These features are then more clearly identifiable on the images taken from lunar orbit by the 2009 LRO. The astronauts’ tracks in the original photographs perfectly match those taken from orbit 40 years later: 


An enhanced closeup taken in 2011 by the LRO shows how far Shepard’s shots traveled. (NASA/GSFC/ASU/Andy Saunders)

We can now determine the approximate distances of both shots: ball number one (24 yards) and ball number two (40 yards). Unfortunately, even the impressive second shot could hardly be described as “miles and miles and miles,” but of course this has always been regarded as a light-hearted exaggeration; something highly competitive astronauts and golfers are prone to.  

Despite the lack of distance, it is still a rather astonishing feat. The moon is effectively one giant, un-raked, rock-strewn bunker. There were no “preferred lies” as a fully-suited astronaut would struggle to tee the ball up on the surface. The pressurized suits severely restricted movement, and due to their helmet’s visors, they struggled to even see their feet. Remember also that there was little gravity to pull the clubhead down toward the ball. 

The fact that Shepard even made contact and got the ball airborne is extremely impressive. And due to the one-sixth gravity and lack of atmosphere, the ball traveled significantly farther than it would have on Earth. The absence of aerodynamic forces on the ball, and lack of the spin-induced “magnus effect” caused by the ball’s dimples, meant that it followed a perfectly parabolic flight. It also stayed airborne longer due to lower gravitational forces pulling it back to the ground.  

So how far could a golfer theoretically hit a ball on the moon? If 2016 PGA champion and space enthusiast Jimmy Walker replicated his Earthbound ball speed of 185 miles per hour on the moon, and used a club that would ensure a 45 degree launch angle, it would travel 2.62 miles (4,611 yards) and stay in the air for more than one minute. Literally, “miles and miles and miles…” 

“Those numbers really put it in perspective,” said Walker, who has been interested in astronomy since he was young and became involved in astrophotography about 10 years ago when his wife gave him a telescope as a Christmas present. “It’s pretty cool that golf was the first sport played off the planet. It’s a game that everyone can play – literally anywhere.” 

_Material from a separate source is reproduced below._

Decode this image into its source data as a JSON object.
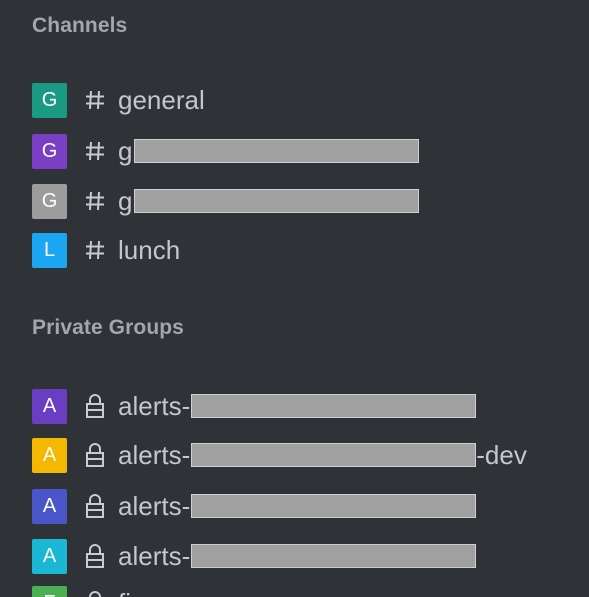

Walker’s connection to the renowned shot has a layer beyond his love of space. He frequently plays golf with Jack Harden Jr., the son of the club professional at River Oaks Country Club in Houston who helped make the club that Shepard took on his mission.

Using the club that Harden created for him, part of Shepard’s motivation was to demonstrate the principle of how objects behave in the unique lunar environment. It also turned out to be a rather positive public relations event for NASA, one that is still talked about today. Despite not holding the “long drive” record, ultimately Shepard’s legacy as the first American in space and the first human to play golf on another world can’t be touched. 

Andy Saunders is an imaging specialist and author of the upcoming book “Apollo Remastered.” You can sign up for updates on the book and even send your name to the moon by visiting Follow him on Twitter and Instagram: @AndySaunders_1.